The European Union parliament voted last week to ban single-use plastic cutlery, straws, cotton buds and plastic stirrers in a sweeping piece of legislation that is aiming to drastically reduce the amount of plastic refuse entering the waterways and ocean.
Included in the ban is polystyrene cups, the most affordable means of serving tea and coffee, which are notorious for breaking down into micro-plastics, which is presenting a new and severe threat to marine wildlife. The ban is set to come into force by 2021, according to the Guardian.
The EU has also voted to introduce pa mandate for plastic food containers, drink lids and bottles to be made from at least 25% recycled material by 2025 and 90% recycled materials by 2029.
"Today we have taken an important step to reduce littering and plastic pollution in our oceans and seas," said Frans Timmermans, vice president of the European Commission.
"We got this, we can do this. Europe is setting new and ambitious standards, paving the way for the rest of the world" he said.
560 members of the European parliament voted in favour of the agreement, with 28 abstentions, and 35-votes against the legislation. According to the Guardian's Jennifer Rankin, "every year, Europeans generate 25m tonnes of plastic waste, but less than 30% is collected for recycling. More than 80% of marine litter is plastic." According to United Nation's estimates, 800 species of animals are impacted by this marine debris.
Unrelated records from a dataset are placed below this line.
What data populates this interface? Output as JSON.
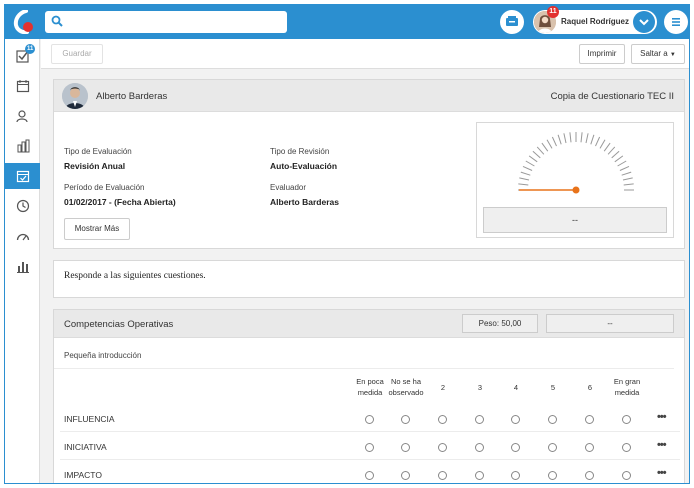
{
  "header": {
    "search_placeholder": "",
    "user_name": "Raquel Rodríguez",
    "notification_count": "11"
  },
  "sidebar": {
    "items": [
      {
        "icon": "checklist-icon",
        "badge": "11"
      },
      {
        "icon": "calendar-icon"
      },
      {
        "icon": "users-icon"
      },
      {
        "icon": "building-icon"
      },
      {
        "icon": "calendar-check-icon",
        "active": true
      },
      {
        "icon": "clock-icon"
      },
      {
        "icon": "gauge-icon"
      },
      {
        "icon": "bar-chart-icon"
      }
    ]
  },
  "toolbar": {
    "save_label": "Guardar",
    "print_label": "Imprimir",
    "jump_label": "Saltar a"
  },
  "evaluation": {
    "employee_name": "Alberto Barderas",
    "questionnaire_title": "Copia de Cuestionario TEC II",
    "type_label": "Tipo de Evaluación",
    "type_value": "Revisión Anual",
    "review_type_label": "Tipo de Revisión",
    "review_type_value": "Auto-Evaluación",
    "period_label": "Período de Evaluación",
    "period_value": "01/02/2017 - (Fecha Abierta)",
    "evaluator_label": "Evaluador",
    "evaluator_value": "Alberto Barderas",
    "show_more_label": "Mostrar Más",
    "gauge_result": "--"
  },
  "instructions": {
    "text": "Responde a las siguientes cuestiones."
  },
  "competencies": {
    "title": "Competencias Operativas",
    "weight": "Peso: 50,00",
    "score": "--",
    "intro": "Pequeña introducción",
    "scale": [
      "En poca medida",
      "No se ha observado",
      "2",
      "3",
      "4",
      "5",
      "6",
      "En gran medida"
    ],
    "rows": [
      {
        "label": "INFLUENCIA"
      },
      {
        "label": "INICIATIVA"
      },
      {
        "label": "IMPACTO"
      }
    ],
    "more_label": "•••"
  },
  "colors": {
    "brand": "#2b8fd0",
    "badge": "#e2312f",
    "gauge_needle": "#e8731a"
  }
}
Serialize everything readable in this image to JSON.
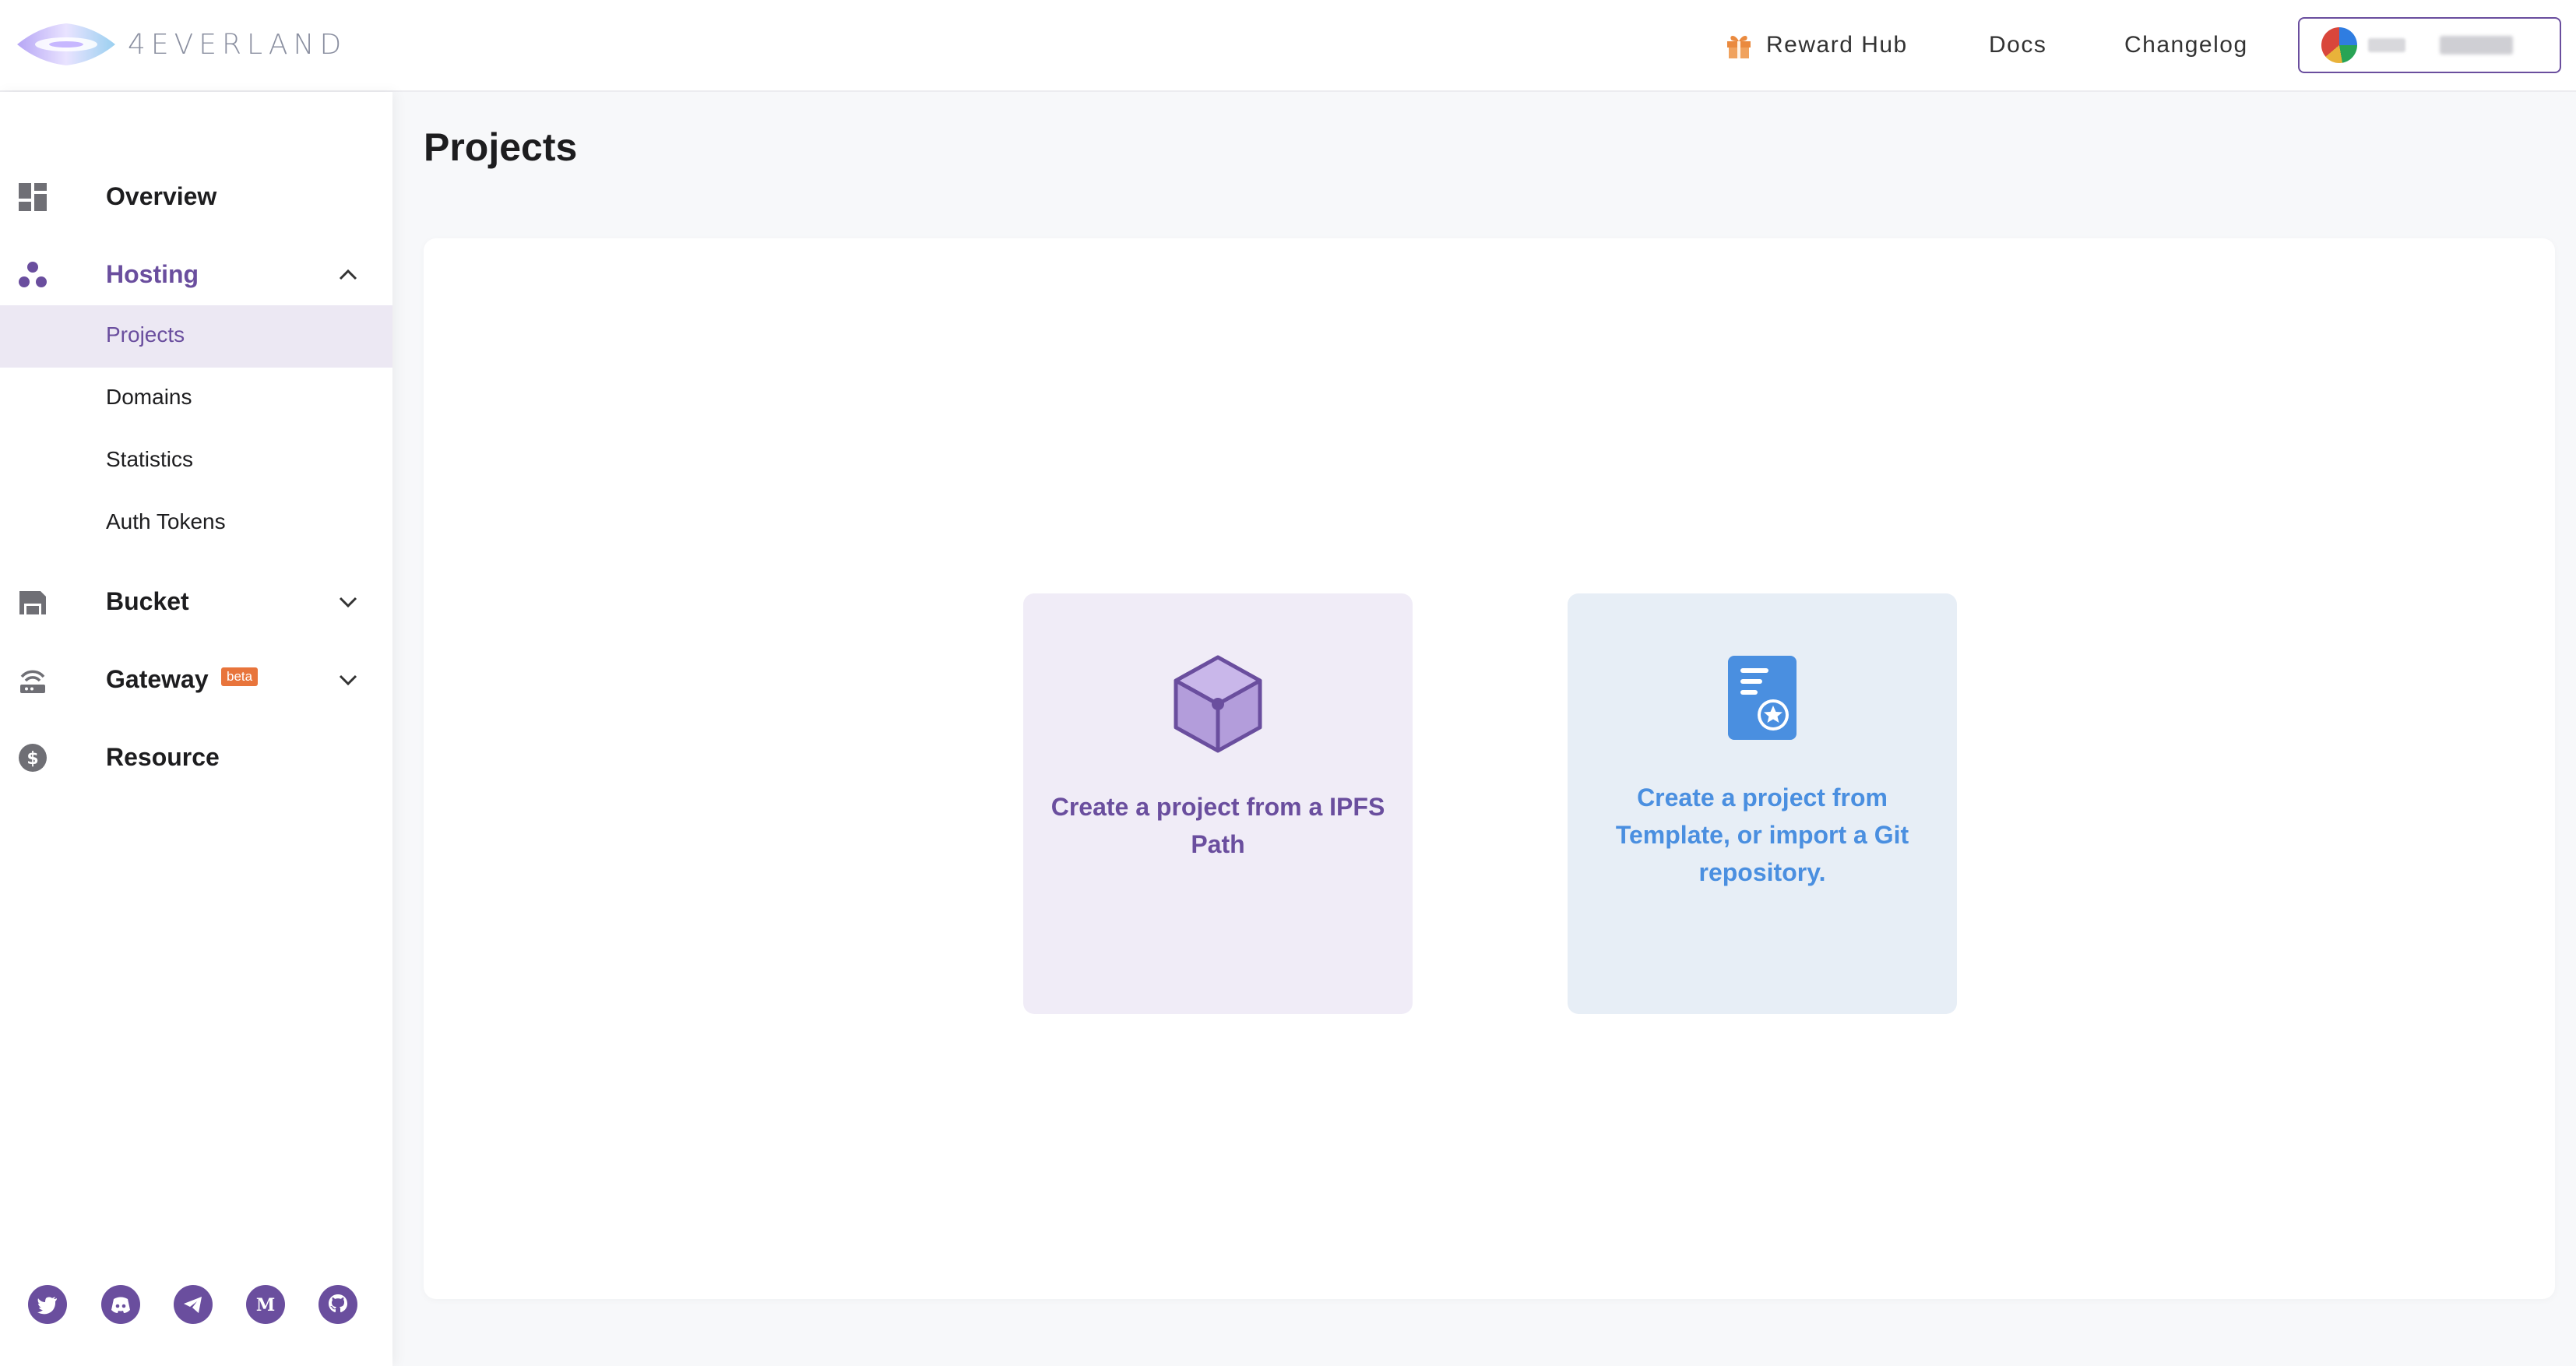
{
  "app": {
    "logo_text": "4EVERLAND"
  },
  "header": {
    "nav": [
      {
        "label": "Reward Hub",
        "icon": "gift-icon"
      },
      {
        "label": "Docs"
      },
      {
        "label": "Changelog"
      }
    ]
  },
  "sidebar": {
    "items": [
      {
        "label": "Overview",
        "icon": "dashboard-icon"
      },
      {
        "label": "Hosting",
        "icon": "hosting-icon",
        "expanded": true,
        "children": [
          {
            "label": "Projects",
            "active": true
          },
          {
            "label": "Domains"
          },
          {
            "label": "Statistics"
          },
          {
            "label": "Auth Tokens"
          }
        ]
      },
      {
        "label": "Bucket",
        "icon": "bucket-icon",
        "expanded": false
      },
      {
        "label": "Gateway",
        "icon": "gateway-icon",
        "badge": "beta",
        "expanded": false
      },
      {
        "label": "Resource",
        "icon": "dollar-icon"
      }
    ],
    "social": [
      "twitter-icon",
      "discord-icon",
      "telegram-icon",
      "medium-icon",
      "github-icon"
    ]
  },
  "main": {
    "title": "Projects",
    "cards": [
      {
        "text": "Create a project from a IPFS Path",
        "icon": "cube-icon"
      },
      {
        "text": "Create a project from Template, or import a Git repository.",
        "icon": "template-document-icon"
      }
    ]
  },
  "colors": {
    "accent": "#6a4e9e",
    "blue": "#4a8fe0",
    "badge": "#e8743b",
    "card_purple_bg": "#f0ecf7",
    "card_blue_bg": "#e7eef6"
  }
}
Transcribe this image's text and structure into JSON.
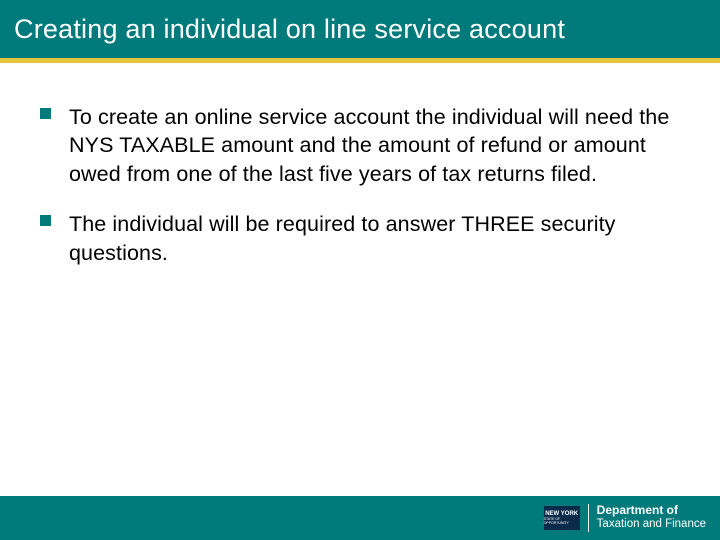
{
  "header": {
    "title": "Creating an individual on line service account"
  },
  "content": {
    "bullets": [
      "To create an online service account the individual will need the NYS TAXABLE amount and the amount of refund or amount owed from one of the last five years of tax returns filed.",
      "The individual will be required to answer THREE security questions."
    ]
  },
  "footer": {
    "seal_top": "NEW YORK",
    "seal_bottom": "STATE OF OPPORTUNITY",
    "dept_line1": "Department of",
    "dept_line2": "Taxation and Finance"
  },
  "colors": {
    "teal": "#007a7a",
    "gold": "#e6c43c",
    "navy": "#0a2a4a"
  }
}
There's also set to be some changes to the packaging of products like wet wipes, whereby the manufacturer will be forced, by law, to inform potential consumers just how detrimental the product is to the environment.